Two-year follow-up of infant and maternal outcomes after planned early delivery or expectant management for late preterm pre-eclampsia (PHOENIX): a randomised controlled trial.
Beardmore-Gray A., Greenland M., Linsell L., Juszczak E., Hardy P., Placzek A., Hunter R., Sparkes J., Green M., Shennan A., Marlow N., Chappell LC., PHOENIX Study Group None.
OBJECTIVE: We evaluated the best time to initiate delivery in late preterm pre-eclampsia in order to optimise long-term infant and maternal outcomes. DESIGN: Parallel-group, non-masked, randomised controlled trial SETTING: 46 UK maternity units POPULATION: Women with pre-eclampsia between 34+0 and 36+6 weeks' gestation, without severe disease, were randomised to planned delivery or expectant management. PRIMARY LONG-TERM OUTCOME: Infant neurodevelopmental outcome at 2 years of age, using the PARCA-R (Parent Report of Children's Abilities-Revised) composite score. RESULTS: Between Sept 29, 2014, and Dec 10, 2018, 901 women were enrolled in the trial, with 450 allocated to planned delivery and 451 to expectant management. At 2-year follow-up, the intention-to-treat analysis population included 276 women (290 infants) allocated to planned delivery and 251 women (256 infants) to expectant management. The mean composite standardised PARCA-R scores were 89.5 (standard deviation (SD) 18.2) in the planned delivery group and 91.9 (SD 18.4) in the expectant management group, with an adjusted mean difference of -2.4 (95% CI -5.4 to 0.5) points. CONCLUSION: In infants of women with late preterm pre-eclampsia, average neurodevelopmental assessment at 2 years lies within the normal range, regardless of whether planned delivery or expectant management is pursued.
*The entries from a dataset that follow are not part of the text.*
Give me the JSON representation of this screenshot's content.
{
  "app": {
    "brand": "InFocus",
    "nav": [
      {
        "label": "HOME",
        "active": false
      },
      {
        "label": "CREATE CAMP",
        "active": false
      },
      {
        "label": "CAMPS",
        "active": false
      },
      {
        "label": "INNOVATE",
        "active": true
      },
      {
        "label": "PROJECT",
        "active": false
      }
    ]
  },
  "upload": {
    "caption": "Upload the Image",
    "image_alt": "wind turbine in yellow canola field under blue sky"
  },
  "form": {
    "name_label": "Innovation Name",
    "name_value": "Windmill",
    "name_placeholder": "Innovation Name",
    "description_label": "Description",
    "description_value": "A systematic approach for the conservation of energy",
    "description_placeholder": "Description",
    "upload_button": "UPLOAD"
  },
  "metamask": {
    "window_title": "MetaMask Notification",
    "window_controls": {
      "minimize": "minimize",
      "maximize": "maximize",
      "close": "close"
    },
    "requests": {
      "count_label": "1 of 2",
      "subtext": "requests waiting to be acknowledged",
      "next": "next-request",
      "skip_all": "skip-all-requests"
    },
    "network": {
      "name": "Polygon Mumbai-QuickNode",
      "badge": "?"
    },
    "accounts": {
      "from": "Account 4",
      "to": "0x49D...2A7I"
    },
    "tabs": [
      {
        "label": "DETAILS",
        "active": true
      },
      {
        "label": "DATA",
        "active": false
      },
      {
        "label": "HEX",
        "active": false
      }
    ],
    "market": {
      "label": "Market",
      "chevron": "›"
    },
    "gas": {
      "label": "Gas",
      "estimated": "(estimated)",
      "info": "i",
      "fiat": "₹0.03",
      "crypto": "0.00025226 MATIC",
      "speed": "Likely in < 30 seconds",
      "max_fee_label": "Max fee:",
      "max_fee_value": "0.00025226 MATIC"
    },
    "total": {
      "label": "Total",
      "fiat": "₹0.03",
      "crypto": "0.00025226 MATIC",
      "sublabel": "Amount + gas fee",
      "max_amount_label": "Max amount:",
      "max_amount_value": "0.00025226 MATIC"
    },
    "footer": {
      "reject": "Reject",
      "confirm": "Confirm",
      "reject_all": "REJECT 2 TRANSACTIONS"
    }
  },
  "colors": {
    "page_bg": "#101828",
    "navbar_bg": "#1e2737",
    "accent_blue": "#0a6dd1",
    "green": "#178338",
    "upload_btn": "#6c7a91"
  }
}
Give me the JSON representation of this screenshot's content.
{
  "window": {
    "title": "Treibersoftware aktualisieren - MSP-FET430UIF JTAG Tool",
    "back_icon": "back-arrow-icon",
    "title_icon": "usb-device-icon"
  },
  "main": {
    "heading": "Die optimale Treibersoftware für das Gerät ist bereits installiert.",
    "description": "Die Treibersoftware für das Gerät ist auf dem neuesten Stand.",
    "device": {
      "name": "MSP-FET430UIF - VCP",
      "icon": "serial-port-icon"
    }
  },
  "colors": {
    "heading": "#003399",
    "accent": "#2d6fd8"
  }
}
Because of lower than anticipated follow-up, there was limited power to demonstrate these scores were not different, but the small between-group difference in PARCA-R scores is unlikely to be clinically important.